Taiwanese and foreign visitors to Hong Kong fear extradition to China

Hong Kong’s proposed extradition law has some individuals panicking at the thought of even transiting through the city’s airport if they have said something anti-Chinese

HK extradition law protest (AP)

HK extradition law protest (AP)

TAIPEI (Taiwan News) -- Taiwanese and expats living in the country are becoming increasingly fearful about flying to Hong Kong in case they get arrested and sent to a prison or labor camp in China.

This follows the massive protest against a proposed extradition bill in Hong Kong on Sunday (June 9) that critics say is a power grab to clamp down on dissidents. More than 1 million people marched to protect what they say are rights guaranteed by the city’s semi-autonomous legal system.

China advocates this same “one country, two systems” approach for Taiwan. Very few people seemed to be buying it, however, when the news cycle started up on Monday in Taiwan.

Particularly virulent in its condemnation of the proposed extradition treaty was SET iNews (三立LIVE新聞), which trotted out a procession of commentators alleging that Taiwan independence supporters faced jail or “labor reform” (勞工改革) if they even visited Hong Kong on a shopping trip.

One of the featured guests was Lin Rong-ji (林榮基), former owner of the Hong Kong Causeway Bay Bookstore, who now lives in political exile in Taiwan. Lin said the protests had united the people of Hong Kong against further erosions of its freedoms.

Lin is known for calling Taiwan the “last bastion of democracy for Chinese.” Screen comments in the “Live Chat” section of the live SET iNews broadcast were almost entirely anti-China.

For example, “KMH” said: “I’m in favor of the British taking back Hong Kong and democratizing it.”

“JLP” added: “If someone goes to Hong Kong and waves the Taiwan flag they will be imprisoned under the law.”

On Facebook forums for expats in Taiwan a number of individuals worried about transiting through Hong Kong and possibly being arrested for saying something against China in their Facebook posts. Others said the idea of trusting the city’s courts was a non-starter since the Hong Kong legislature was beholden solely to Beijing.

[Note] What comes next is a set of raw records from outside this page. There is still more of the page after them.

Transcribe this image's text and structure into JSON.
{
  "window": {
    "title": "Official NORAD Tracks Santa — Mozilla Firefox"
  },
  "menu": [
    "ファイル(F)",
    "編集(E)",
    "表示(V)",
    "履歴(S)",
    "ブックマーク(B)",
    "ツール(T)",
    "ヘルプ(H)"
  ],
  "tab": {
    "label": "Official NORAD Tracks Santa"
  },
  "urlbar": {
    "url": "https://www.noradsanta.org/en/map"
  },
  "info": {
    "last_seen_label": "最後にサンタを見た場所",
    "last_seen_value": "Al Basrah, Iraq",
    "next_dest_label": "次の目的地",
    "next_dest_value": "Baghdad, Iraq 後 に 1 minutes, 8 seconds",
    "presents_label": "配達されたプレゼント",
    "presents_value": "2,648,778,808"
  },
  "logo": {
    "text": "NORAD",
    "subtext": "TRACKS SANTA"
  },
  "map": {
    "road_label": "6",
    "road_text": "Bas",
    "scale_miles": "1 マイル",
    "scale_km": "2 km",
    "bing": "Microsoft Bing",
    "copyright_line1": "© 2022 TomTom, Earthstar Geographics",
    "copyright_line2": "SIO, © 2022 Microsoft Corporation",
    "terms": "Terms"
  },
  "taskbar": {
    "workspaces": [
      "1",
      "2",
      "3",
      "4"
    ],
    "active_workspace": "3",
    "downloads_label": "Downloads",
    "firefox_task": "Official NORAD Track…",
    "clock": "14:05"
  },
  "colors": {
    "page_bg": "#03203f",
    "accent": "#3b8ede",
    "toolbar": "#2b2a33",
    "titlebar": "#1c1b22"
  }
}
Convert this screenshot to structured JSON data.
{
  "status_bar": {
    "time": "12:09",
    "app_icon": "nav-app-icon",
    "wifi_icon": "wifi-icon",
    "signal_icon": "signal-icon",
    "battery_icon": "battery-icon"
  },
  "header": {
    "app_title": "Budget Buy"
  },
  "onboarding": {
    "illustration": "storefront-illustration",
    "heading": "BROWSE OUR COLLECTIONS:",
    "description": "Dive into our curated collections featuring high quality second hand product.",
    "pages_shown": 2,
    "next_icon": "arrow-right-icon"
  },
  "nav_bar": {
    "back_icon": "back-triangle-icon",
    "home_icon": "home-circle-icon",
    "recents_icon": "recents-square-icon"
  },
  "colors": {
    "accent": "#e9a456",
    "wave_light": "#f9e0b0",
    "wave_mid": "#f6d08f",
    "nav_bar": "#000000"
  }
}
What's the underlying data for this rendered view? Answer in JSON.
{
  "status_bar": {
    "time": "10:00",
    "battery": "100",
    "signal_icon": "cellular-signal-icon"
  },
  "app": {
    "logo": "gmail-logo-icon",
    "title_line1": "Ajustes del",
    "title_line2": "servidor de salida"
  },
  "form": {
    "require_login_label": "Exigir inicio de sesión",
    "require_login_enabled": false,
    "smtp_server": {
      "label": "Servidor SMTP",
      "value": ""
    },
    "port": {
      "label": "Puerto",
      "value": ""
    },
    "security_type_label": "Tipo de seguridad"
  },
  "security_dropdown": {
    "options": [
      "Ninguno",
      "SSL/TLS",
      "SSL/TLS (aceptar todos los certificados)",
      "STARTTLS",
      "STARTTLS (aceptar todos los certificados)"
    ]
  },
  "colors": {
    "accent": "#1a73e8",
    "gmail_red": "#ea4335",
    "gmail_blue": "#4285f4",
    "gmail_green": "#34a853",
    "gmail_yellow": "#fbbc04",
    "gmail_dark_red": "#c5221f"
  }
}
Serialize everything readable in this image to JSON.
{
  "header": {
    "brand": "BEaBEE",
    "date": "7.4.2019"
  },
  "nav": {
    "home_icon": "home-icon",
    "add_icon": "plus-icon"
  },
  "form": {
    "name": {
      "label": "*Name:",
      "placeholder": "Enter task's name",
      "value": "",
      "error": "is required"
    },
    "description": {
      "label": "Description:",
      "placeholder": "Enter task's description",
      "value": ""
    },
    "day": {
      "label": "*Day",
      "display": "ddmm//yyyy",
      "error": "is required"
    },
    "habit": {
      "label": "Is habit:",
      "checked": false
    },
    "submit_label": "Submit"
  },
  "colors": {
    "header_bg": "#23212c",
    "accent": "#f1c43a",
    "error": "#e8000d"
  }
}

Proponents of the extradition treaty, such as Hong Kong Chief Executive Carrie Lam (林鄭月娥), say the bill will prevent the city becoming a “safe haven” for criminals.

It was the brutal murder of a Hong Kong woman in Taiwan, in February, that has paved the way for this law. Allegedly pregnant with another man’s baby, Chan Tung-kai (陳同佳) strangled his girlfriend, dumped the body in a suitcase and fled back to Hong Kong, where he can avoid extradition due to a loophole in the law.

The proposed law will allow extradition requests from Taiwan, China and Macau for suspects accused of crimes such as murder and rape. Commercial offenses like tax evasion, or offenses with a sentence of less than seven years, will not be included in the bill.

Furthermore, each case will be considered on its merits. Also, the Hong Kong courts have the final say and political and religious crimes will not be extraditable.

The protest on Sunday against the proposed extradition law was the biggest since the Hong Kong Protests in 2014, also known as the Umbrella Revolution (雨傘革命).

SET iNews is part of Sanlih Entertainment Television (三立電視), a nationwide cable TV and streaming network known for its partisan news broadcasts and lurid dramas, pro-independence and DPP friendly views.